Schools with students at risk of anaphylaxis must purchase a spare or ‘backup’ adrenaline auto-injection device(s) as part of school first aid kit(s), for general use. Schools can purchase an adrenaline auto-injection device at local chemists. (Schools must regularly check the expiry date of the backup device).
Schools must determine the number of backup adrenaline auto-injector devices to be purchased for general use, taking into account the number of diagnosed students attending the school and the likely availability of a backup device in various settings, including school excursions and camps.
There are currently 2 adrenaline autoinjector devices approved by the Therapeutic Goods Administration for use in Australia, these are the EpiPen and the Anapen. Both devices can be used, however, the principal will need to determine the type of adrenaline autoinjector to purchase for general use. For more information about which autoinjector to purchase for general use, refer to .
Camps and special event participation
Schools should ask parents/carers to complete a . Consideration must be given to the food provided at camps and special events to prevent anaphylactic incidents. Risk minimisation strategies relating to food provision at camps at school events should form part of the school anaphylaxis management policy and individual anaphylaxis management plans.

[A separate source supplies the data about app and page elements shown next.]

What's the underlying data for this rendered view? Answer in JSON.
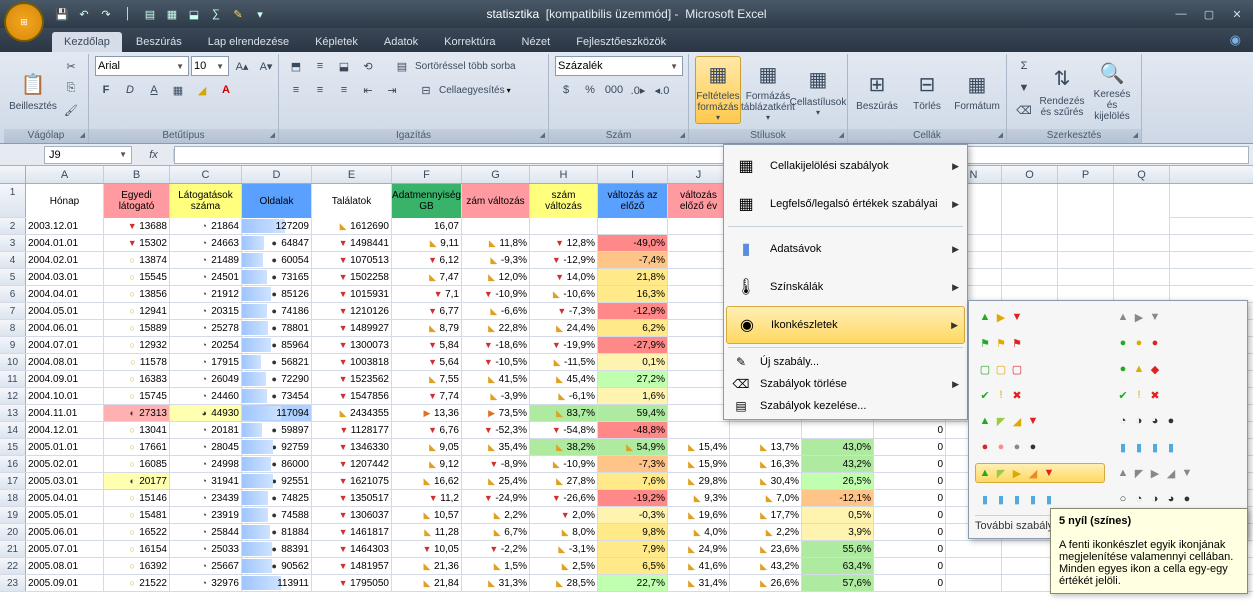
{
  "title": {
    "doc": "statisztika",
    "mode": "[kompatibilis üzemmód]",
    "app": "Microsoft Excel"
  },
  "tabs": [
    "Kezdőlap",
    "Beszúrás",
    "Lap elrendezése",
    "Képletek",
    "Adatok",
    "Korrektúra",
    "Nézet",
    "Fejlesztőeszközök"
  ],
  "activeTab": 0,
  "ribbon": {
    "clipboard": {
      "paste": "Beillesztés",
      "label": "Vágólap"
    },
    "font": {
      "name": "Arial",
      "size": "10",
      "label": "Betűtípus"
    },
    "align": {
      "wrap": "Sortöréssel több sorba",
      "merge": "Cellaegyesítés",
      "label": "Igazítás"
    },
    "number": {
      "format": "Százalék",
      "label": "Szám"
    },
    "styles": {
      "cf": "Feltételes formázás",
      "ft": "Formázás táblázatként",
      "cs": "Cellastílusok",
      "label": "Stílusok"
    },
    "cells": {
      "ins": "Beszúrás",
      "del": "Törlés",
      "fmt": "Formátum",
      "label": "Cellák"
    },
    "editing": {
      "sort": "Rendezés és szűrés",
      "find": "Keresés és kijelölés",
      "label": "Szerkesztés"
    }
  },
  "namebox": "J9",
  "cf_menu": {
    "hl": "Cellakijelölési szabályok",
    "top": "Legfelső/legalsó értékek szabályai",
    "bars": "Adatsávok",
    "scales": "Színskálák",
    "icons": "Ikonkészletek",
    "new": "Új szabály...",
    "clear": "Szabályok törlése",
    "manage": "Szabályok kezelése..."
  },
  "gallery_more": "További szabályok...",
  "tooltip": {
    "title": "5 nyíl (színes)",
    "body": "A fenti ikonkészlet egyik ikonjának megjelenítése valamennyi cellában. Minden egyes ikon a cella egy-egy értékét jelöli."
  },
  "columns": [
    "A",
    "B",
    "C",
    "D",
    "E",
    "F",
    "G",
    "H",
    "I",
    "J",
    "K",
    "L",
    "M",
    "N",
    "O",
    "P",
    "Q"
  ],
  "headers": [
    "Hónap",
    "Egyedi látogató",
    "Látogatások száma",
    "Oldalak",
    "Találatok",
    "Adatmennyiség GB",
    "zám változás",
    "szám változás",
    "változás az előző",
    "változás előző év",
    "",
    "",
    "",
    "",
    "",
    "",
    ""
  ],
  "headerColors": [
    "#fff",
    "#ff9aa0",
    "#ffff7d",
    "#5aa0ff",
    "#ffffff",
    "#39b36a",
    "#ff9aa0",
    "#ffff7d",
    "#5aa0ff",
    "#ff9aa0",
    "#fff",
    "#fff",
    "#fff",
    "#fff",
    "#fff",
    "#fff",
    "#fff"
  ],
  "rows": [
    {
      "n": 2,
      "c": [
        "2003.12.01",
        {
          "v": "13688",
          "i": "▼r"
        },
        {
          "v": "21864",
          "i": "◔"
        },
        {
          "v": "127209",
          "i": "●",
          "bar": 62
        },
        {
          "v": "1612690",
          "i": "◣y"
        },
        "16,07",
        "",
        "",
        "",
        "",
        "",
        "",
        "",
        "",
        "",
        "",
        ""
      ]
    },
    {
      "n": 3,
      "c": [
        "2004.01.01",
        {
          "v": "15302",
          "i": "▼r"
        },
        {
          "v": "24663",
          "i": "◔"
        },
        {
          "v": "64847",
          "i": "●",
          "bar": 32
        },
        {
          "v": "1498441",
          "i": "▼r"
        },
        {
          "v": "9,11",
          "i": "◣y"
        },
        {
          "v": "11,8%",
          "i": "◣y"
        },
        {
          "v": "12,8%",
          "i": "▼r"
        },
        {
          "v": "-49,0%",
          "cs": "#ff8888"
        },
        "",
        "",
        "",
        "",
        "",
        "",
        "",
        ""
      ]
    },
    {
      "n": 4,
      "c": [
        "2004.02.01",
        {
          "v": "13874",
          "i": "○"
        },
        {
          "v": "21489",
          "i": "◔"
        },
        {
          "v": "60054",
          "i": "●",
          "bar": 30
        },
        {
          "v": "1070513",
          "i": "▼r"
        },
        {
          "v": "6,12",
          "i": "▼r"
        },
        {
          "v": "-9,3%",
          "i": "◣y"
        },
        {
          "v": "-12,9%",
          "i": "▼r"
        },
        {
          "v": "-7,4%",
          "cs": "#ffc488"
        },
        "",
        "",
        "",
        "",
        "",
        "",
        "",
        ""
      ]
    },
    {
      "n": 5,
      "c": [
        "2004.03.01",
        {
          "v": "15545",
          "i": "○"
        },
        {
          "v": "24501",
          "i": "◔"
        },
        {
          "v": "73165",
          "i": "●",
          "bar": 36
        },
        {
          "v": "1502258",
          "i": "▼r"
        },
        {
          "v": "7,47",
          "i": "◣y"
        },
        {
          "v": "12,0%",
          "i": "◣y"
        },
        {
          "v": "14,0%",
          "i": "▼r"
        },
        {
          "v": "21,8%",
          "cs": "#ffe988"
        },
        "",
        "",
        "",
        "",
        "",
        "",
        "",
        ""
      ]
    },
    {
      "n": 6,
      "c": [
        "2004.04.01",
        {
          "v": "13856",
          "i": "○"
        },
        {
          "v": "21912",
          "i": "◔"
        },
        {
          "v": "85126",
          "i": "●",
          "bar": 42
        },
        {
          "v": "1015931",
          "i": "▼r"
        },
        {
          "v": "7,1",
          "i": "▼r"
        },
        {
          "v": "-10,9%",
          "i": "▼r"
        },
        {
          "v": "-10,6%",
          "i": "◣y"
        },
        {
          "v": "16,3%",
          "cs": "#ffe988"
        },
        "",
        "",
        "",
        "",
        "",
        "",
        "",
        ""
      ]
    },
    {
      "n": 7,
      "c": [
        "2004.05.01",
        {
          "v": "12941",
          "i": "○"
        },
        {
          "v": "20315",
          "i": "◔"
        },
        {
          "v": "74186",
          "i": "●",
          "bar": 36
        },
        {
          "v": "1210126",
          "i": "▼r"
        },
        {
          "v": "6,77",
          "i": "▼r"
        },
        {
          "v": "-6,6%",
          "i": "◣y"
        },
        {
          "v": "-7,3%",
          "i": "▼r"
        },
        {
          "v": "-12,9%",
          "cs": "#ff8888"
        },
        "",
        "",
        "",
        "",
        "",
        "",
        "",
        ""
      ]
    },
    {
      "n": 8,
      "c": [
        "2004.06.01",
        {
          "v": "15889",
          "i": "○"
        },
        {
          "v": "25278",
          "i": "◔"
        },
        {
          "v": "78801",
          "i": "●",
          "bar": 38
        },
        {
          "v": "1489927",
          "i": "▼r"
        },
        {
          "v": "8,79",
          "i": "◣y"
        },
        {
          "v": "22,8%",
          "i": "◣y"
        },
        {
          "v": "24,4%",
          "i": "◣y"
        },
        {
          "v": "6,2%",
          "cs": "#ffe988"
        },
        "",
        "",
        "",
        "",
        "",
        "",
        "",
        ""
      ]
    },
    {
      "n": 9,
      "c": [
        "2004.07.01",
        {
          "v": "12932",
          "i": "○"
        },
        {
          "v": "20254",
          "i": "◔"
        },
        {
          "v": "85964",
          "i": "●",
          "bar": 42
        },
        {
          "v": "1300073",
          "i": "▼r"
        },
        {
          "v": "5,84",
          "i": "▼r"
        },
        {
          "v": "-18,6%",
          "i": "▼r"
        },
        {
          "v": "-19,9%",
          "i": "▼r"
        },
        {
          "v": "-27,9%",
          "cs": "#ff8888"
        },
        "",
        "",
        "",
        "",
        "",
        "",
        "",
        ""
      ]
    },
    {
      "n": 10,
      "c": [
        "2004.08.01",
        {
          "v": "11578",
          "i": "○"
        },
        {
          "v": "17915",
          "i": "◔"
        },
        {
          "v": "56821",
          "i": "●",
          "bar": 28
        },
        {
          "v": "1003818",
          "i": "▼r"
        },
        {
          "v": "5,64",
          "i": "▼r"
        },
        {
          "v": "-10,5%",
          "i": "▼r"
        },
        {
          "v": "-11,5%",
          "i": "◣y"
        },
        {
          "v": "0,1%",
          "cs": "#fff3b0"
        },
        "",
        "",
        "",
        "",
        "",
        "",
        "",
        ""
      ]
    },
    {
      "n": 11,
      "c": [
        "2004.09.01",
        {
          "v": "16383",
          "i": "○"
        },
        {
          "v": "26049",
          "i": "◔"
        },
        {
          "v": "72290",
          "i": "●",
          "bar": 35
        },
        {
          "v": "1523562",
          "i": "▼r"
        },
        {
          "v": "7,55",
          "i": "◣y"
        },
        {
          "v": "41,5%",
          "i": "◣y"
        },
        {
          "v": "45,4%",
          "i": "◣y"
        },
        {
          "v": "27,2%",
          "cs": "#c0ffb0"
        },
        "",
        "",
        "",
        "",
        "",
        "",
        "",
        ""
      ]
    },
    {
      "n": 12,
      "c": [
        "2004.10.01",
        {
          "v": "15745",
          "i": "○"
        },
        {
          "v": "24460",
          "i": "◔"
        },
        {
          "v": "73454",
          "i": "●",
          "bar": 36
        },
        {
          "v": "1547856",
          "i": "▼r"
        },
        {
          "v": "7,74",
          "i": "▼r"
        },
        {
          "v": "-3,9%",
          "i": "◣y"
        },
        {
          "v": "-6,1%",
          "i": "◣y"
        },
        {
          "v": "1,6%",
          "cs": "#fff3b0"
        },
        "",
        "",
        "",
        "",
        "",
        "",
        "",
        ""
      ]
    },
    {
      "n": 13,
      "c": [
        "2004.11.01",
        {
          "v": "27313",
          "i": "◐",
          "cs": "#ffb0b0"
        },
        {
          "v": "44930",
          "i": "◕",
          "cs": "#ffffb0"
        },
        {
          "v": "117094",
          "i": "●",
          "bar": 57,
          "cs": "#b0d0ff"
        },
        {
          "v": "2434355",
          "i": "◣y"
        },
        {
          "v": "13,36",
          "i": "▶o"
        },
        {
          "v": "73,5%",
          "i": "▶o"
        },
        {
          "v": "83,7%",
          "i": "◣y",
          "cs": "#aeeaa0"
        },
        {
          "v": "59,4%",
          "cs": "#aeeaa0"
        },
        "",
        "",
        "",
        "",
        "",
        "",
        "",
        ""
      ]
    },
    {
      "n": 14,
      "c": [
        "2004.12.01",
        {
          "v": "13041",
          "i": "○"
        },
        {
          "v": "20181",
          "i": "◔"
        },
        {
          "v": "59897",
          "i": "●",
          "bar": 29
        },
        {
          "v": "1128177",
          "i": "▼r"
        },
        {
          "v": "6,76",
          "i": "▼r"
        },
        {
          "v": "-52,3%",
          "i": "▼r"
        },
        {
          "v": "-54,8%",
          "i": "▼r"
        },
        {
          "v": "-48,8%",
          "cs": "#ff8888"
        },
        "",
        "",
        "",
        "0",
        "",
        "",
        "",
        ""
      ]
    },
    {
      "n": 15,
      "c": [
        "2005.01.01",
        {
          "v": "17661",
          "i": "○"
        },
        {
          "v": "28045",
          "i": "◔"
        },
        {
          "v": "92759",
          "i": "●",
          "bar": 45
        },
        {
          "v": "1346330",
          "i": "▼r"
        },
        {
          "v": "9,05",
          "i": "◣y"
        },
        {
          "v": "35,4%",
          "i": "◣y"
        },
        {
          "v": "38,2%",
          "i": "◣y",
          "cs": "#aeeaa0"
        },
        {
          "v": "54,9%",
          "i": "◣y",
          "cs": "#aeeaa0"
        },
        {
          "v": "15,4%",
          "i": "◣y"
        },
        {
          "v": "13,7%",
          "i": "◣y"
        },
        {
          "v": "43,0%",
          "cs": "#aeeaa0"
        },
        "0",
        "",
        "",
        "",
        ""
      ]
    },
    {
      "n": 16,
      "c": [
        "2005.02.01",
        {
          "v": "16085",
          "i": "○"
        },
        {
          "v": "24998",
          "i": "◔"
        },
        {
          "v": "86000",
          "i": "●",
          "bar": 42
        },
        {
          "v": "1207442",
          "i": "▼r"
        },
        {
          "v": "9,12",
          "i": "◣y"
        },
        {
          "v": "-8,9%",
          "i": "▼r"
        },
        {
          "v": "-10,9%",
          "i": "◣y"
        },
        {
          "v": "-7,3%",
          "cs": "#ffc488"
        },
        {
          "v": "15,9%",
          "i": "◣y"
        },
        {
          "v": "16,3%",
          "i": "◣y"
        },
        {
          "v": "43,2%",
          "cs": "#aeeaa0"
        },
        "0",
        "",
        "",
        "",
        ""
      ]
    },
    {
      "n": 17,
      "c": [
        "2005.03.01",
        {
          "v": "20177",
          "i": "◐",
          "cs": "#ffffb0"
        },
        {
          "v": "31941",
          "i": "◔"
        },
        {
          "v": "92551",
          "i": "●",
          "bar": 45
        },
        {
          "v": "1621075",
          "i": "▼r"
        },
        {
          "v": "16,62",
          "i": "◣y"
        },
        {
          "v": "25,4%",
          "i": "◣y"
        },
        {
          "v": "27,8%",
          "i": "◣y"
        },
        {
          "v": "7,6%",
          "cs": "#ffe988"
        },
        {
          "v": "29,8%",
          "i": "◣y"
        },
        {
          "v": "30,4%",
          "i": "◣y"
        },
        {
          "v": "26,5%",
          "cs": "#c0ffb0"
        },
        "0",
        "",
        "",
        "",
        ""
      ]
    },
    {
      "n": 18,
      "c": [
        "2005.04.01",
        {
          "v": "15146",
          "i": "○"
        },
        {
          "v": "23439",
          "i": "◔"
        },
        {
          "v": "74825",
          "i": "●",
          "bar": 37
        },
        {
          "v": "1350517",
          "i": "▼r"
        },
        {
          "v": "11,2",
          "i": "▼r"
        },
        {
          "v": "-24,9%",
          "i": "▼r"
        },
        {
          "v": "-26,6%",
          "i": "▼r"
        },
        {
          "v": "-19,2%",
          "cs": "#ff8888"
        },
        {
          "v": "9,3%",
          "i": "◣y"
        },
        {
          "v": "7,0%",
          "i": "◣y"
        },
        {
          "v": "-12,1%",
          "cs": "#ffc488"
        },
        "0",
        "",
        "",
        "",
        ""
      ]
    },
    {
      "n": 19,
      "c": [
        "2005.05.01",
        {
          "v": "15481",
          "i": "○"
        },
        {
          "v": "23919",
          "i": "◔"
        },
        {
          "v": "74588",
          "i": "●",
          "bar": 37
        },
        {
          "v": "1306037",
          "i": "▼r"
        },
        {
          "v": "10,57",
          "i": "◣y"
        },
        {
          "v": "2,2%",
          "i": "◣y"
        },
        {
          "v": "2,0%",
          "i": "▼r"
        },
        {
          "v": "-0,3%",
          "cs": "#fff3b0"
        },
        {
          "v": "19,6%",
          "i": "◣y"
        },
        {
          "v": "17,7%",
          "i": "◣y"
        },
        {
          "v": "0,5%",
          "cs": "#fff3b0"
        },
        "0",
        "",
        "",
        "",
        ""
      ]
    },
    {
      "n": 20,
      "c": [
        "2005.06.01",
        {
          "v": "16522",
          "i": "○"
        },
        {
          "v": "25844",
          "i": "◔"
        },
        {
          "v": "81884",
          "i": "●",
          "bar": 40
        },
        {
          "v": "1461817",
          "i": "▼r"
        },
        {
          "v": "11,28",
          "i": "◣y"
        },
        {
          "v": "6,7%",
          "i": "◣y"
        },
        {
          "v": "8,0%",
          "i": "◣y"
        },
        {
          "v": "9,8%",
          "cs": "#ffe988"
        },
        {
          "v": "4,0%",
          "i": "◣y"
        },
        {
          "v": "2,2%",
          "i": "◣y"
        },
        {
          "v": "3,9%",
          "cs": "#fff3b0"
        },
        "0",
        "",
        "",
        "",
        ""
      ]
    },
    {
      "n": 21,
      "c": [
        "2005.07.01",
        {
          "v": "16154",
          "i": "○"
        },
        {
          "v": "25033",
          "i": "◔"
        },
        {
          "v": "88391",
          "i": "●",
          "bar": 43
        },
        {
          "v": "1464303",
          "i": "▼r"
        },
        {
          "v": "10,05",
          "i": "▼r"
        },
        {
          "v": "-2,2%",
          "i": "▼r"
        },
        {
          "v": "-3,1%",
          "i": "◣y"
        },
        {
          "v": "7,9%",
          "cs": "#ffe988"
        },
        {
          "v": "24,9%",
          "i": "◣y"
        },
        {
          "v": "23,6%",
          "i": "◣y"
        },
        {
          "v": "55,6%",
          "cs": "#aeeaa0"
        },
        "0",
        "",
        "",
        "",
        ""
      ]
    },
    {
      "n": 22,
      "c": [
        "2005.08.01",
        {
          "v": "16392",
          "i": "○"
        },
        {
          "v": "25667",
          "i": "◔"
        },
        {
          "v": "90562",
          "i": "●",
          "bar": 44
        },
        {
          "v": "1481957",
          "i": "▼r"
        },
        {
          "v": "21,36",
          "i": "◣y"
        },
        {
          "v": "1,5%",
          "i": "◣y"
        },
        {
          "v": "2,5%",
          "i": "◣y"
        },
        {
          "v": "6,5%",
          "cs": "#ffe988"
        },
        {
          "v": "41,6%",
          "i": "◣y"
        },
        {
          "v": "43,2%",
          "i": "◣y"
        },
        {
          "v": "63,4%",
          "cs": "#aeeaa0"
        },
        "0",
        "",
        "",
        "",
        ""
      ]
    },
    {
      "n": 23,
      "c": [
        "2005.09.01",
        {
          "v": "21522",
          "i": "○"
        },
        {
          "v": "32976",
          "i": "◔"
        },
        {
          "v": "113911",
          "i": "●",
          "bar": 56
        },
        {
          "v": "1795050",
          "i": "▼r"
        },
        {
          "v": "21,84",
          "i": "◣y"
        },
        {
          "v": "31,3%",
          "i": "◣y"
        },
        {
          "v": "28,5%",
          "i": "◣y"
        },
        {
          "v": "22,7%",
          "cs": "#c0ffb0"
        },
        {
          "v": "31,4%",
          "i": "◣y"
        },
        {
          "v": "26,6%",
          "i": "◣y"
        },
        {
          "v": "57,6%",
          "cs": "#aeeaa0"
        },
        "0",
        "",
        "",
        "",
        ""
      ]
    }
  ],
  "chart_data": null
}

Anaphylaxis is a severe and sudden allergic reaction when a person is exposed to an allergen. Common allergens include:
- tree nuts such as cashews
- cow's milk
- fish and shellfish
- insect stings and bites
Signs of mild to moderate allergic reaction include:
- swelling of the lips, face and eyes
- hives or welts
- tingly mouth
- abdominal pain and/or vomiting (signs of a severe allergic reaction to insects).
Signs of anaphylaxis (severe allergic reaction) include any 1 of the following:
- difficult/noisy breathing
- swelling of tongue
- swelling/tightness in throat
- difficulty talking and/or a hoarse voice
- wheeze or persistent cough
- persistent dizziness or collapse
- pale and floppy (young children)
- abdominal pain and/or vomiting (signs of a severe allergic reaction to insects).
EpiPen and Anapen
An EpiPen and an Anapen are autoinjectable devices that deliver the drug epinephrine. They are used when someone is experiencing a severe allergic reaction.
- On 14 July 2008, the Children’s Services and Education Legislation Amendment (Anaphylaxis Management) Act 2008 came into effect amending the Children’s Services Act 1996 and the Education and Training Reform Act 2006 requiring that all licensed children’s services and schools have an anaphylaxis management policy in place.
- Ministerial Order 90 (repealed on 22 April 2014)
- (updated on 3 December 2015):
- Ministerial Order 706 — Anaphylaxis Management in Victorian schools outlines points that schools need to ensure are included in their anaphylaxis management policy. A revised Ministerial Order 706 came into effect on 3 December 2015.
Reviewed 23 December 2021